When Geraldine Walsh’s phone broke, it meant a two-week enforced digital detox – for her and her four year old.
It seems as though my phone has its tight little antennas dug into me. I “need” my phone as much as the next person needs their’s. Like most people, I’ve forgotten to bring it with me on a night out and there have been days when I accidentally left it at work. It was temporary so the separation was bearable, albeit with a slight scratching underneath the skin until I was able to paw all over the screen again.
For some, the need to have their fingers grazing their mobile at all times is very real. An incessant panic hits when it’s lost, out of reach or the battery screams 3% with no charger nearby. Nomophobia, the fancy word for the fear of being without a phone, is completely understandable and is quite common. We’re a society in need of constant recognition, validation and connection after all.
I felt the reality of this phobia a few weeks ago when my beloved Samsung decided it needed a tune up. After giving me some garbled error that no reset could override, off it went to fulfil the duties of standard warranties. As quick as the error appeared, I was phoneless. Contactless. Empty. Anxious.
“For at least ten days,” the girl in the phone shop said. Ten days. Two weeks with weekends. Surviving without a phone is easy, right? No calls, no texts, no Twitter or Facebook at the swipe of the screen.
“It’ll be fine,” I thought as I handed over my phone for a fortnight of no contact. No, it’s not all that easy. Detoxing from your phone, I discovered, comes with panic, anxiety and paranoia. And I wasn’t the only one who suffered the loss of my phone. My four year old daughter did too. No YouTube, no Netflix, no games.
Sad to say, the withdrawal symptoms were very real, starting very quickly. I was barely home when I reached into my pocket, my fingers grasping at loose tissues and coppers but no phone. A heart stopping, panicked moment. Then realisation and anxiety that all calls, texts, social media, contact with the outside world had stalled.
For my daughter, who routinely asks to use my phone, there was confusion and annoyance that her favourite toy was no where to be seen.
I wasn’t expecting to feel so lost or isolated. I didn’t imagine I’d be desperate to check my Twitter or email. We have no landline but I didn’t think I’d worry about whether someone needed to contact me or what I’d do in an emergency. But I did, repeatedly. Anxiously.
Throughout all of my worries, my itches and my desperate need to stay in contact, what was worse was my daughter’s reaction. She felt the loss almost as much as I did, drawing inward when she didn’t get to use it.
I’m one of those mothers who never saw any harm in giving her little one her phone in the mornings at breakfast. I make no apologies for the fact that Netflix or YouTube at the dining table speeds things up before the school run. And yes, she may get my phone when we’re out for something to eat and probably more times than I’d care to admit. Two weeks without a mobile and I saw how my internet addiction was spreading to my daughter. “Can I have your phone Mammy?” “Sorry darling, it’s gone for repair.” To which I heard a chorus of disappointing moans and groans. In an instant she thought I was the worst mother ever who was obviously being mean and keeping the phone from her on purpose. A disgruntled four year old at 8am is not what a rushed, exhausted and social media barren mother needed.
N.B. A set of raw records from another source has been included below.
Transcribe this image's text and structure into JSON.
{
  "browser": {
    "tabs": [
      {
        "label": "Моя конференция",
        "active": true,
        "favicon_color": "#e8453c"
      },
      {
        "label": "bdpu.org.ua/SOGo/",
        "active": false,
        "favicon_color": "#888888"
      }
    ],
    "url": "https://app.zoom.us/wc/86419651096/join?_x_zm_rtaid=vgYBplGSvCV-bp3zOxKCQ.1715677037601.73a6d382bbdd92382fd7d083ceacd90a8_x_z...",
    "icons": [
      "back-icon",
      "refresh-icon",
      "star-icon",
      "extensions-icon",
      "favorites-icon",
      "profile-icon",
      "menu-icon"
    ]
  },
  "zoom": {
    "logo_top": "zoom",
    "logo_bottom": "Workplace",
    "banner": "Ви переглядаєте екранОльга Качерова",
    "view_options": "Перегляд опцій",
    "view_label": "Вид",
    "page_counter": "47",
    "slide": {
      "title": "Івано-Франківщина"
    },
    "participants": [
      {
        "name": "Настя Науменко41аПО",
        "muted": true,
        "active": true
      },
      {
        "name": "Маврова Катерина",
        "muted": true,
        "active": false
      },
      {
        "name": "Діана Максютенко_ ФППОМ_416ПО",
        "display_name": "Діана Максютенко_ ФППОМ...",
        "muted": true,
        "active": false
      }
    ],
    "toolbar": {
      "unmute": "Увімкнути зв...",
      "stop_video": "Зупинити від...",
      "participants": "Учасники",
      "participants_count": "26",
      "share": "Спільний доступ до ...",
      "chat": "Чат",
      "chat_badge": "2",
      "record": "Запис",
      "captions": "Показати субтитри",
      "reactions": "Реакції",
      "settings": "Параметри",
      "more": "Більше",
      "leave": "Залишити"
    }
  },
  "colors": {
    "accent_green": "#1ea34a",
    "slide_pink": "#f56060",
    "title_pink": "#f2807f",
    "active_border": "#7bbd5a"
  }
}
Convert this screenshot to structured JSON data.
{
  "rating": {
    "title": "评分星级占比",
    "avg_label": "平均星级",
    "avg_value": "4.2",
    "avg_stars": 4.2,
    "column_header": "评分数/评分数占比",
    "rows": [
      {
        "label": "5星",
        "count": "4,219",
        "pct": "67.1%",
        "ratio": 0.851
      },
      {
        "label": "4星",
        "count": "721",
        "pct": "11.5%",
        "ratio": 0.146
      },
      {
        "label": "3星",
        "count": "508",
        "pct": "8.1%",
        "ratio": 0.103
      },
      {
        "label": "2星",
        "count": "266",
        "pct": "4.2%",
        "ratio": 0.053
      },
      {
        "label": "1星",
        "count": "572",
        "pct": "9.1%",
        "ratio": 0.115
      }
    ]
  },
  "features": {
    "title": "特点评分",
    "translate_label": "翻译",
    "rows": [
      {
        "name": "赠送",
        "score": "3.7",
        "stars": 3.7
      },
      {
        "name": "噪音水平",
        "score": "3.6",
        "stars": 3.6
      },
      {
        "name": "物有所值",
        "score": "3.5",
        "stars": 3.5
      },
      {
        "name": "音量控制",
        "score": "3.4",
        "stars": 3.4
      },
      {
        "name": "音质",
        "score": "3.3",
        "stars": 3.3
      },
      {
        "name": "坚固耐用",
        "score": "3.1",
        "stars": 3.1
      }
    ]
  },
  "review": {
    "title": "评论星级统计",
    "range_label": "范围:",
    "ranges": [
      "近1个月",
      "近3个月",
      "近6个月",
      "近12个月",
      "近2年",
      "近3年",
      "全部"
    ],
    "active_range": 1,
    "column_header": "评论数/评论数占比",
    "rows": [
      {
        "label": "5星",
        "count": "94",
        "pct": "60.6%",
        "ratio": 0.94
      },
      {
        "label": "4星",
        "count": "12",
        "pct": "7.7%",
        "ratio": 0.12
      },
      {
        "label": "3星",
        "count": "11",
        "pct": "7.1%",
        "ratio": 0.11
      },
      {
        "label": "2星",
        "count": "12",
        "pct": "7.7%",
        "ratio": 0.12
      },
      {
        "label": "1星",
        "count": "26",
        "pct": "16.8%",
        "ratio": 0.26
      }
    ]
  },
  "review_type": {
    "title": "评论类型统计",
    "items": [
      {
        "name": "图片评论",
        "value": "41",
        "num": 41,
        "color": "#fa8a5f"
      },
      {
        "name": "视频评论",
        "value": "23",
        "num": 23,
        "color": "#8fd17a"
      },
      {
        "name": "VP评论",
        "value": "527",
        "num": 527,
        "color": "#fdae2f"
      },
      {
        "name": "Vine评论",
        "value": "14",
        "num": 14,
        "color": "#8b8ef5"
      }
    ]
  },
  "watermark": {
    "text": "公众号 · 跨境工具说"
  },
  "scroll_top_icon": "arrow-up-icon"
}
I can now see how her addiction to Kids YouTube and my phone is not harmless. She became stubborn, unhelpful and angry at the fact that she couldn’t watch the same mindless surprise egg video for the hundredth time.
The day I got my phone back, all shiny and new looking, I’m embarrassed to admit, it went everywhere with me. I dared not put it down on the off chance there was something I needed to see on Facebook or read on Twitter. The fear of missing out is very real and I realise this is my biggest failing when it comes to needing my phone.
I’d like to be able to say that my two weeks detox meant I am more aware of my habits and that I’ve changed. I haven’t, not fully at least. I still check my email and social media accounts before I get out of bed in the morning. I almost always have my phone close by and I’ve set up more notifications because it seems I can’t have too many.
But I am now aware of my daughter’s overuse of my phone and this I have culled dramatically.
“Can I have your phone Mammy?” “Sorry Sweetie. It’s still not working properly.”
A humph and a disapproving glare and her attention is distracted elsewhere. Two hours later she asks the same question forgetting my original answer but once again I utter the same plausible excuse. I get the same reaction.
She’s four so I’m getting away with these white lies but for how long? She hasn’t had my phone since I got it back and I intentionally keep it out of her sight so the lure to it is not there. She’s asking less as the days wear on but she’s still itching to get her hands on it again.
My constant no’s are, in a way, my attempt to reprogramme her. Perhaps I should reprogramme myself first.